Surveillance finds PFAS in water in Michigan community

EAST BAY TOWNSHIP, Mich. (AP) – State environmental regulators are investigating whether some residents of a northern Michigan community have used drinking water contaminated with chemicals.

Groundwater monitoring wells gave high results for PFAS – perfluoroalkyl and polyfluoroalkyl substances, the Traverse City Record-Eagle reported.

State and local authorities are holding an online public meeting Monday night to explain the discovery and planned investigation in East Bay Township, outside Traverse City.

The Michigan Department of the Environment, Great Lakes and Energy wants to test the private water wells of about 20 homes and one business, and about a half-dozen irrigation wells in the area which remain unclogged.
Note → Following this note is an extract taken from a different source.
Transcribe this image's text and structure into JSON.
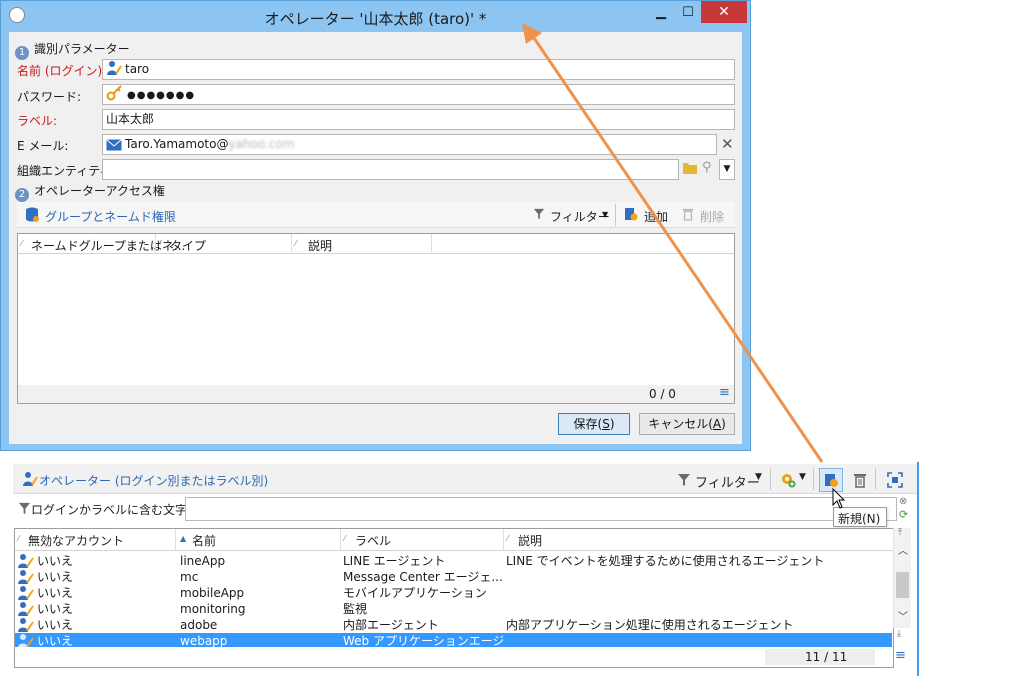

Chemicals have been used for decades in products ranging from non-stick cookware to stain resistant clothing and food containers, as well as the foam used to extinguish jet fuel fires. They are known as “eternal chemicals” because they persist indefinitely in the environment without breaking down.
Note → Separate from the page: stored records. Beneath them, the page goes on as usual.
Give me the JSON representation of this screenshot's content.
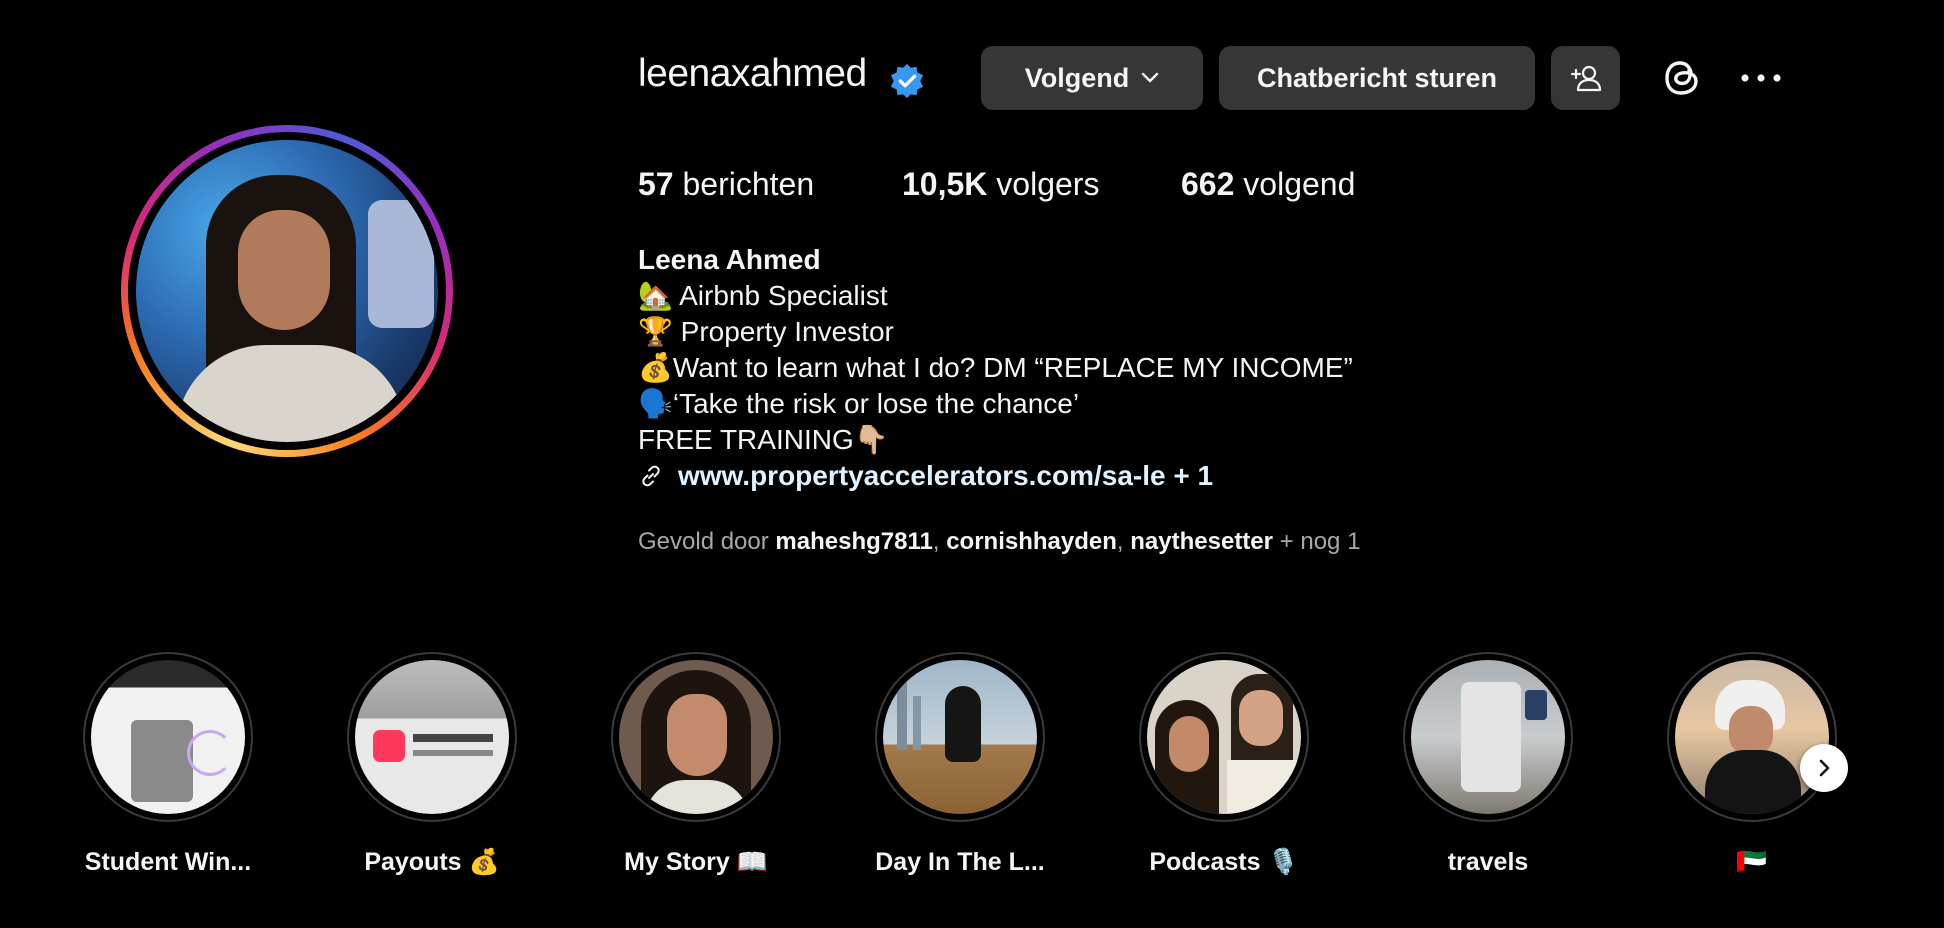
{
  "profile": {
    "username": "leenaxahmed",
    "verified": true,
    "buttons": {
      "following": "Volgend",
      "message": "Chatbericht sturen"
    },
    "stats": [
      {
        "count": "57",
        "label": "berichten"
      },
      {
        "count": "10,5K",
        "label": "volgers"
      },
      {
        "count": "662",
        "label": "volgend"
      }
    ],
    "bio": {
      "name": "Leena Ahmed",
      "lines": [
        "🏡 Airbnb Specialist",
        "🏆 Property Investor",
        "💰Want to learn what I do? DM “REPLACE MY INCOME”",
        "🗣️‘Take the risk or lose the chance’",
        "FREE TRAINING👇🏼"
      ],
      "link": "www.propertyaccelerators.com/sa-le + 1"
    },
    "followed_by": {
      "prefix": "Gevold door",
      "users": [
        "maheshg7811",
        "cornishhayden",
        "naythesetter"
      ],
      "suffix": "+ nog 1"
    }
  },
  "highlights": [
    {
      "label": "Student Win..."
    },
    {
      "label": "Payouts 💰"
    },
    {
      "label": "My Story 📖"
    },
    {
      "label": "Day In The L..."
    },
    {
      "label": "Podcasts 🎙️"
    },
    {
      "label": "travels"
    },
    {
      "label": "🇦🇪"
    }
  ],
  "colors": {
    "background": "#000000",
    "button": "#363636",
    "verified": "#0095f6",
    "muted_text": "#a8a8a8",
    "link_text": "#e0f1ff"
  },
  "icons": [
    "verified-badge-icon",
    "chevron-down-icon",
    "add-person-icon",
    "threads-icon",
    "more-options-icon",
    "link-icon",
    "chevron-right-icon"
  ]
}
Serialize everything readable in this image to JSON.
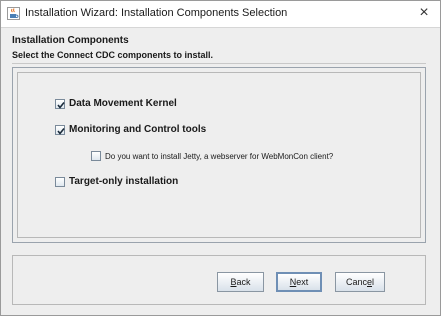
{
  "window": {
    "title": "Installation Wizard: Installation Components Selection",
    "close_glyph": "×",
    "app_icon": "java-cup-icon"
  },
  "header": {
    "title": "Installation Components",
    "subtitle": "Select the Connect CDC components to install."
  },
  "options": [
    {
      "label": "Data Movement Kernel",
      "checked": true
    },
    {
      "label": "Monitoring and Control tools",
      "checked": true
    },
    {
      "label": "Do you want to install Jetty, a webserver for WebMonCon client?",
      "checked": false
    },
    {
      "label": "Target-only installation",
      "checked": false
    }
  ],
  "buttons": {
    "back": {
      "mnemonic": "B",
      "rest": "ack"
    },
    "next": {
      "mnemonic": "N",
      "rest": "ext"
    },
    "cancel": {
      "pre": "Canc",
      "mnemonic": "e",
      "rest": "l"
    }
  },
  "colors": {
    "titlebar": "#ffffff",
    "window_bg": "#eeeeee",
    "focus_border": "#6f8fb5"
  }
}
They are increasingly present in public water supplies and private wells across the country.

Studies have linked the chemicals to testicular cancer, damage to organs, including the liver and kidneys, and damage to the reproductive system.